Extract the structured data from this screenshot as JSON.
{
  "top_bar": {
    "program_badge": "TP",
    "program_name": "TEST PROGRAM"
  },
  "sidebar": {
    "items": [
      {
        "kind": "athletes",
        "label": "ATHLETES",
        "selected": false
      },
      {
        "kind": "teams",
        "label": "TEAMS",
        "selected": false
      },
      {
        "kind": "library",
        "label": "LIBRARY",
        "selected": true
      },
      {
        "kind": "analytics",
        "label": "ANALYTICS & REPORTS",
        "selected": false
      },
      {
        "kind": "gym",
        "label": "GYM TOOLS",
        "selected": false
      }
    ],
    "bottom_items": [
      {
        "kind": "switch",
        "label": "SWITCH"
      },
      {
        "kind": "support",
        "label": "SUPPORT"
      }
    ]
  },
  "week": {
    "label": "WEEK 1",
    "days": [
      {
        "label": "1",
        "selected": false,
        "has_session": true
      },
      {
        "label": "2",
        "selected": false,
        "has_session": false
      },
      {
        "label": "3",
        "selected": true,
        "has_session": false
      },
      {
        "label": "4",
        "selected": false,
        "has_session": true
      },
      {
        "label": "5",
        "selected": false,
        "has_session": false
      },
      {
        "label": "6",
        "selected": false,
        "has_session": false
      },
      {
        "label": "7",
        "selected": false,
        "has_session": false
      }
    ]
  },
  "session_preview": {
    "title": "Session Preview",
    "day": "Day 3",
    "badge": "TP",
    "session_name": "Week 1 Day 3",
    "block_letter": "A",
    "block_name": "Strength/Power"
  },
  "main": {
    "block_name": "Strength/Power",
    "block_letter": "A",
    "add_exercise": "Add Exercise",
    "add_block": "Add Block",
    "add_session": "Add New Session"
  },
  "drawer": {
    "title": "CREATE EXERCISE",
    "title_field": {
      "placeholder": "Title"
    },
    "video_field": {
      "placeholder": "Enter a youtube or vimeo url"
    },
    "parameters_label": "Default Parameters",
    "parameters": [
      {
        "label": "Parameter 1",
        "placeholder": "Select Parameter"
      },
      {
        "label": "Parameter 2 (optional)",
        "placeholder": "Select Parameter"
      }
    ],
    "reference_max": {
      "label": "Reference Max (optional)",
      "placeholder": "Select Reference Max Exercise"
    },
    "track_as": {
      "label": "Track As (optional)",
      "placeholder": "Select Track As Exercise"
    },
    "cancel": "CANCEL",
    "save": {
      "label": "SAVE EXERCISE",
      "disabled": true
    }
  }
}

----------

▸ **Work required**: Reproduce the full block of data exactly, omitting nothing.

▸ **Exercise answer**:
Extract the structured data from this screenshot as JSON.
{
  "top_bar": {
    "program_badge": "TP",
    "program_name": "TEST PROGRAM"
  },
  "sidebar": {
    "items": [
      {
        "kind": "athletes",
        "label": "ATHLETES",
        "selected": false
      },
      {
        "kind": "teams",
        "label": "TEAMS",
        "selected": false
      },
      {
        "kind": "library",
        "label": "LIBRARY",
        "selected": true
      },
      {
        "kind": "analytics",
        "label": "ANALYTICS & REPORTS",
        "selected": false
      },
      {
        "kind": "gym",
        "label": "GYM TOOLS",
        "selected": false
      }
    ],
    "bottom_items": [
      {
        "kind": "switch",
        "label": "SWITCH"
      },
      {
        "kind": "support",
        "label": "SUPPORT"
      }
    ]
  },
  "week": {
    "label": "WEEK 1",
    "days": [
      {
        "label": "1",
        "selected": false,
        "has_session": true
      },
      {
        "label": "2",
        "selected": false,
        "has_session": false
      },
      {
        "label": "3",
        "selected": true,
        "has_session": false
      },
      {
        "label": "4",
        "selected": false,
        "has_session": true
      },
      {
        "label": "5",
        "selected": false,
        "has_session": false
      },
      {
        "label": "6",
        "selected": false,
        "has_session": false
      },
      {
        "label": "7",
        "selected": false,
        "has_session": false
      }
    ]
  },
  "session_preview": {
    "title": "Session Preview",
    "day": "Day 3",
    "badge": "TP",
    "session_name": "Week 1 Day 3",
    "block_letter": "A",
    "block_name": "Strength/Power"
  },
  "main": {
    "block_name": "Strength/Power",
    "block_letter": "A",
    "add_exercise": "Add Exercise",
    "add_block": "Add Block",
    "add_session": "Add New Session"
  },
  "drawer": {
    "title": "CREATE EXERCISE",
    "title_field": {
      "placeholder": "Title"
    },
    "video_field": {
      "placeholder": "Enter a youtube or vimeo url"
    },
    "parameters_label": "Default Parameters",
    "parameters": [
      {
        "label": "Parameter 1",
        "placeholder": "Select Parameter"
      },
      {
        "label": "Parameter 2 (optional)",
        "placeholder": "Select Parameter"
      }
    ],
    "reference_max": {
      "label": "Reference Max (optional)",
      "placeholder": "Select Reference Max Exercise"
    },
    "track_as": {
      "label": "Track As (optional)",
      "placeholder": "Select Track As Exercise"
    },
    "cancel": "CANCEL",
    "save": {
      "label": "SAVE EXERCISE",
      "disabled": true
    }
  }
}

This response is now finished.